Stored entries

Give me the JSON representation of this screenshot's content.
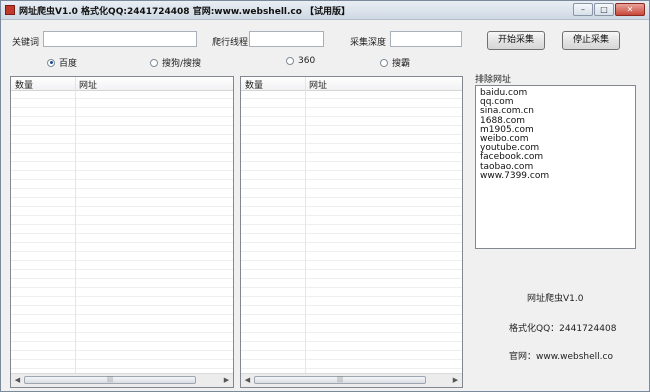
{
  "window": {
    "title": "网址爬虫V1.0 格式化QQ:2441724408 官网:www.webshell.co 【试用版】",
    "controls": {
      "minimize": "–",
      "maximize": "□",
      "close": "✕"
    }
  },
  "form": {
    "keyword_label": "关键词",
    "keyword_value": "",
    "threads_label": "爬行线程",
    "threads_value": "",
    "depth_label": "采集深度",
    "depth_value": ""
  },
  "buttons": {
    "start": "开始采集",
    "stop": "停止采集"
  },
  "engines": [
    {
      "label": "百度",
      "selected": true
    },
    {
      "label": "搜狗/搜搜",
      "selected": false
    },
    {
      "label": "360",
      "selected": false
    },
    {
      "label": "搜霸",
      "selected": false
    }
  ],
  "list_left": {
    "col_count": "数量",
    "col_url": "网址"
  },
  "list_right": {
    "col_count": "数量",
    "col_url": "网址"
  },
  "exclude": {
    "title": "排除网址",
    "urls": [
      "baidu.com",
      "qq.com",
      "sina.com.cn",
      "1688.com",
      "m1905.com",
      "weibo.com",
      "youtube.com",
      "facebook.com",
      "taobao.com",
      "www.7399.com"
    ]
  },
  "info": {
    "app": "网址爬虫V1.0",
    "qq": "格式化QQ：2441724408",
    "site": "官网：www.webshell.co"
  },
  "scrollbar": {
    "left_arrow": "◀",
    "right_arrow": "▶",
    "thumb_grip": "|||"
  }
}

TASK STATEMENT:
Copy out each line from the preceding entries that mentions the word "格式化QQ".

RESPONSE TO THIS EXERCISE:
    "title": "网址爬虫V1.0 格式化QQ:2441724408 官网:www.webshell.co 【试用版】",
    "qq": "格式化QQ：2441724408",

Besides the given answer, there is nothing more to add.